“When you start winning awards like this, it validates everything,” Zapatka said.

The PSA, which first began airing last summer and featured prominently across Rhode Island airwaves, including during the Super Bowl, features a young girl, wearing only one bright red shoe, walking slowly through a row of wrecked cars, each with a person standing by them. Suddenly, one of the wrecked cars is illuminated, and her other shoe is seen falling out of one of its doors, implying she has become another victim of a drunk driver, a ghost along with the others standing by their wrecked cars. The camera then focuses on the shoe before the words “Take the Keys. Ride Share. Drive Sober” flash across the screen, followed by the RIDOT logo.

The ad was shot last June at the Rhode Island State Police headquarters in North Scituate in an area called “The Boneyard,” where vehicles totaled in DUIs that are still part of active investigation are stored, meaning each car shown was part of a real accident.

In fact, the inspiration for the missing shoe came from one of those accidents.

Zapatka said Latek was taking pictures and videos of the different cars in the lot for the campaign when he came across one that had a single boot sitting in its back seat. 

“The next day, he went into the State Police headquarters with investigators who were looking at pictures from the actual crash and the autopsy and laying on the autopsy table was the other boot,” Zapatka said. “It was (from seeing) that haunting image that he went to (Bellini) and said ‘look, I have this idea, let’s try to work on this to bring to life the idea of the lost shoe.’” 

Filming for the ad had to take place at night to fit in with the haunting tone, with filming taking place between 7 p.m. and 11:30 p.m. and the scene was doused in water to add extra dramatic effects, something which as the producer Zapatka wanted to really get across to display the horrible ripple effect drunk driving has on the community.

“It really pulls at the heartstrings because it (shows) a nine-year-old girl walking through this haunting scene and you’re kind of a little bit confused at the beginning and then you realize ‘oh my goodness that’s her shoe in that drunk driving crash.’”

To add even more realness to the scene, the car itself was involved in a fatal DUI crash in which two young children were killed. 

This was Zapatka’s second year running with the Ripple Effect program, having produced a series of ads in 2018 that featured family and friends of victims and state troopers talking about the tolls these crashes took on them. 

For Zapatka, a 40-year veteran of television production and four time New England Emmy winner, while he doesn’t like the reason why he has to make these ads, he’s proud of the impact they’re having and that people are taking notice.
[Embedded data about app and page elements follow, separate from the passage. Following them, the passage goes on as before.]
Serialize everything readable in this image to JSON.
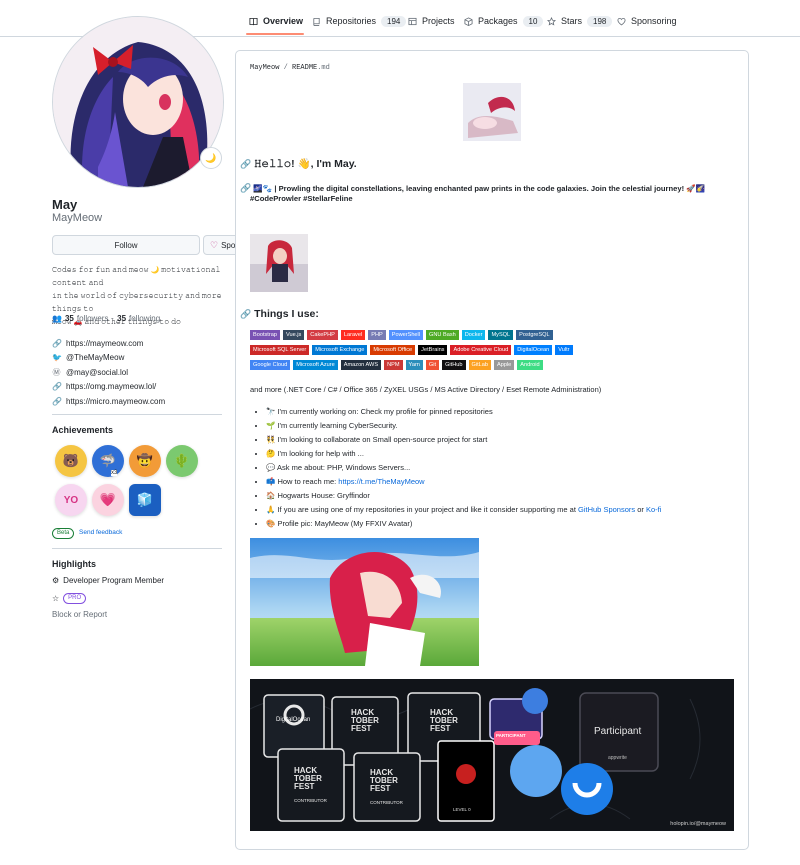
{
  "nav": {
    "tabs": [
      {
        "label": "Overview",
        "icon": "book-icon",
        "count": ""
      },
      {
        "label": "Repositories",
        "icon": "repo-icon",
        "count": "194"
      },
      {
        "label": "Projects",
        "icon": "table-icon",
        "count": ""
      },
      {
        "label": "Packages",
        "icon": "package-icon",
        "count": "10"
      },
      {
        "label": "Stars",
        "icon": "star-icon",
        "count": "198"
      },
      {
        "label": "Sponsoring",
        "icon": "heart-icon",
        "count": ""
      }
    ]
  },
  "profile": {
    "status_emoji": "🌙",
    "name": "May",
    "login": "MayMeow",
    "follow_label": "Follow",
    "sponsor_label": "Sponsor",
    "bio_lines": [
      "𝙲𝚘𝚍𝚎𝚜 𝚏𝚘𝚛 𝚏𝚞𝚗 𝚊𝚗𝚍 𝚖𝚎𝚘𝚠 🌙 𝚖𝚘𝚝𝚒𝚟𝚊𝚝𝚒𝚘𝚗𝚊𝚕 𝚌𝚘𝚗𝚝𝚎𝚗𝚝 𝚊𝚗𝚍",
      "𝚒𝚗 𝚝𝚑𝚎 𝚠𝚘𝚛𝚕𝚍 𝚘𝚏 𝚌𝚢𝚋𝚎𝚛𝚜𝚎𝚌𝚞𝚛𝚒𝚝𝚢 𝚊𝚗𝚍 𝚖𝚘𝚛𝚎 𝚝𝚑𝚒𝚗𝚐𝚜 𝚝𝚘",
      "𝚖𝚎𝚘𝚠 🚗 𝚊𝚗𝚍 𝚘𝚝𝚑𝚎𝚛 𝚝𝚑𝚒𝚗𝚐𝚜 𝚝𝚘 𝚍𝚘"
    ],
    "followers_count": "35",
    "followers_label": "followers",
    "following_count": "35",
    "following_label": "following",
    "links": [
      {
        "icon": "link-icon",
        "text": "https://maymeow.com"
      },
      {
        "icon": "twitter-icon",
        "text": "@TheMayMeow"
      },
      {
        "icon": "mastodon-icon",
        "text": "@may@social.lol"
      },
      {
        "icon": "link-icon",
        "text": "https://omg.maymeow.lol/"
      },
      {
        "icon": "link-icon",
        "text": "https://micro.maymeow.com"
      }
    ],
    "achievements_title": "Achievements",
    "achievement_multiplier": "x3",
    "beta_label": "Beta",
    "feedback_label": "Send feedback",
    "highlights_title": "Highlights",
    "highlight_member": "Developer Program Member",
    "pro_label": "PRO",
    "block_label": "Block or Report"
  },
  "readme": {
    "owner": "MayMeow",
    "separator": " / ",
    "file": "README",
    "ext": ".md",
    "greeting": "𝙷𝚎𝚕𝚕𝚘! 👋, I'm May.",
    "tagline": "🌌🐾 | Prowling the digital constellations, leaving enchanted paw prints in the code galaxies. Join the celestial journey! 🚀🌠",
    "hashtags": "#CodeProwler #StellarFeline",
    "things_title": "Things I use:",
    "badges": [
      [
        {
          "label": "Bootstrap",
          "color": "#7952b3"
        },
        {
          "label": "Vue.js",
          "color": "#35495e"
        },
        {
          "label": "CakePHP",
          "color": "#d33c43"
        },
        {
          "label": "Laravel",
          "color": "#ff2d20"
        },
        {
          "label": "PHP",
          "color": "#777bb4"
        },
        {
          "label": "PowerShell",
          "color": "#5391fe"
        },
        {
          "label": "GNU Bash",
          "color": "#4eaa25"
        },
        {
          "label": "Docker",
          "color": "#0db7ed"
        },
        {
          "label": "MySQL",
          "color": "#00758f"
        },
        {
          "label": "PostgreSQL",
          "color": "#316192"
        }
      ],
      [
        {
          "label": "Microsoft SQL Server",
          "color": "#cc2927"
        },
        {
          "label": "Microsoft Exchange",
          "color": "#0078d4"
        },
        {
          "label": "Microsoft Office",
          "color": "#d83b01"
        },
        {
          "label": "JetBrains",
          "color": "#000000"
        },
        {
          "label": "Adobe Creative Cloud",
          "color": "#da1f26"
        },
        {
          "label": "DigitalOcean",
          "color": "#0080ff"
        },
        {
          "label": "Vultr",
          "color": "#007bfc"
        }
      ],
      [
        {
          "label": "Google Cloud",
          "color": "#4285f4"
        },
        {
          "label": "Microsoft Azure",
          "color": "#0089d6"
        },
        {
          "label": "Amazon AWS",
          "color": "#232f3e"
        },
        {
          "label": "NPM",
          "color": "#cb3837"
        },
        {
          "label": "Yarn",
          "color": "#2c8ebb"
        },
        {
          "label": "Git",
          "color": "#f05033"
        },
        {
          "label": "GitHub",
          "color": "#121011"
        },
        {
          "label": "GitLab",
          "color": "#fca121"
        },
        {
          "label": "Apple",
          "color": "#999999"
        },
        {
          "label": "Android",
          "color": "#3ddc84"
        }
      ]
    ],
    "tech_line": "and more (.NET Core / C# / Office 365 / ZyXEL USGs / MS Active Directory / Eset Remote Administration)",
    "bullets": [
      {
        "emoji": "🔭",
        "text": "I'm currently working on: Check my profile for pinned repositories"
      },
      {
        "emoji": "🌱",
        "text": "I'm currently learning CyberSecurity."
      },
      {
        "emoji": "👯",
        "text": "I'm looking to collaborate on Small open-source project for start"
      },
      {
        "emoji": "🤔",
        "text": "I'm looking for help with ..."
      },
      {
        "emoji": "💬",
        "text": "Ask me about: PHP, Windows Servers..."
      },
      {
        "emoji": "📫",
        "text": "How to reach me: ",
        "link": "https://t.me/TheMayMeow"
      },
      {
        "emoji": "🏠",
        "text": "Hogwarts House: Gryffindor"
      },
      {
        "emoji": "🙏",
        "text": "If you are using one of my repositories in your project and like it consider supporting me at ",
        "link": "GitHub Sponsors",
        "mid": " or ",
        "link2": "Ko-fi"
      },
      {
        "emoji": "🎨",
        "text": "Profile pic: MayMeow (My FFXIV Avatar)"
      }
    ],
    "holopin": {
      "card_digitalocean": "DigitalOcean",
      "card_hack": "HACK",
      "card_tober": "TOBER",
      "card_fest": "FEST",
      "card_contributor": "CONTRIBUTOR",
      "card_level": "LEVEL 0",
      "card_participant": "Participant",
      "card_participant_sub": "appwrite",
      "card_participant_tag": "PARTICIPANT",
      "footer": "holopin.io/@maymeow"
    }
  }
}
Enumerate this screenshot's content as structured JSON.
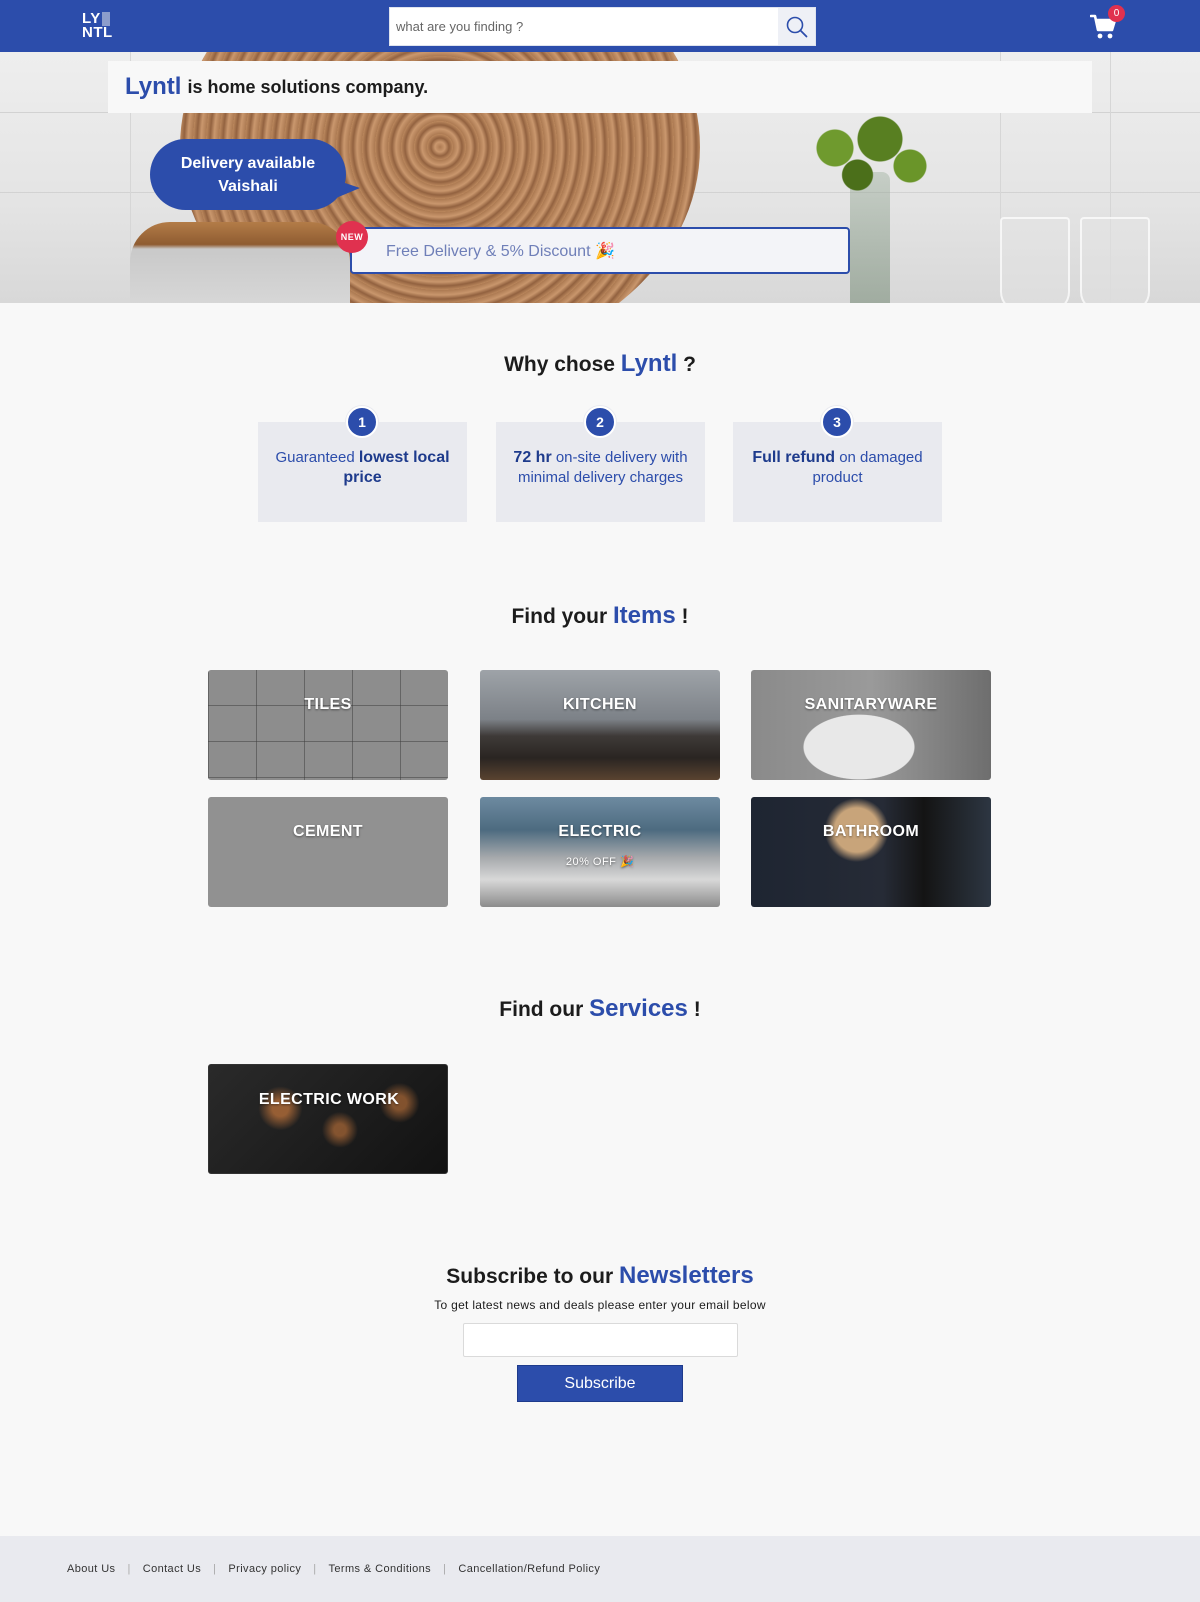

“It’s sad that we have to make these kinds of commercials, but I think they have been very effective,” Zapatka said. “We’ve heard anecdotally of people in bars that have said ‘just think about the ripple effect.’ That gives you a sense of pride that the campaign is effective and winning the Emmy just validates that.” 

For more information on the Ripple Effect, visit their website rippleeffectri.com